[Data listing]
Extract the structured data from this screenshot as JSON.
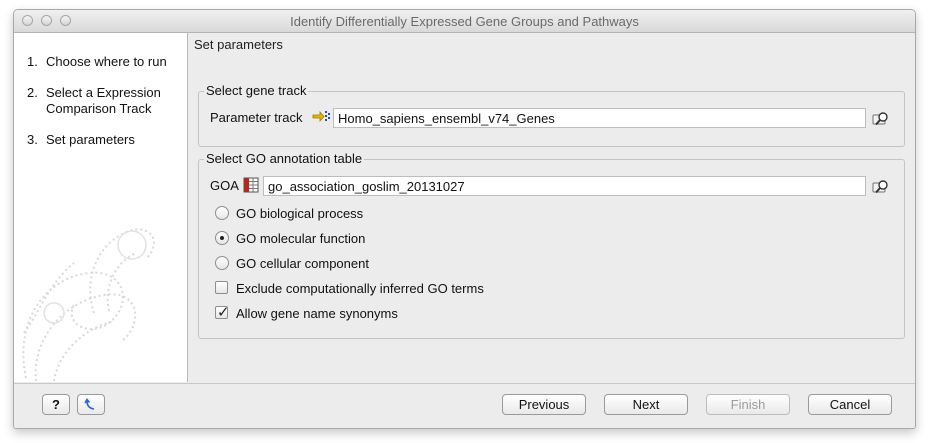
{
  "window": {
    "title": "Identify Differentially Expressed Gene Groups and Pathways"
  },
  "sidebar": {
    "steps": [
      {
        "num": "1.",
        "label": "Choose where to run"
      },
      {
        "num": "2.",
        "label": "Select a Expression Comparison Track"
      },
      {
        "num": "3.",
        "label": "Set parameters"
      }
    ]
  },
  "main": {
    "title": "Set parameters",
    "gene_track_group": {
      "legend": "Select gene track",
      "label": "Parameter track",
      "value": "Homo_sapiens_ensembl_v74_Genes"
    },
    "go_group": {
      "legend": "Select GO annotation table",
      "label": "GOA",
      "value": "go_association_goslim_20131027",
      "radios": [
        {
          "label": "GO biological process",
          "selected": false
        },
        {
          "label": "GO molecular function",
          "selected": true
        },
        {
          "label": "GO cellular component",
          "selected": false
        }
      ],
      "checkboxes": [
        {
          "label": "Exclude computationally inferred GO terms",
          "checked": false
        },
        {
          "label": "Allow gene name synonyms",
          "checked": true
        }
      ]
    }
  },
  "footer": {
    "help": "?",
    "previous": "Previous",
    "next": "Next",
    "finish": "Finish",
    "cancel": "Cancel"
  }
}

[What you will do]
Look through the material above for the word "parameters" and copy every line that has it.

[Result of the task]
        "label": "Set parameters"
    "title": "Set parameters",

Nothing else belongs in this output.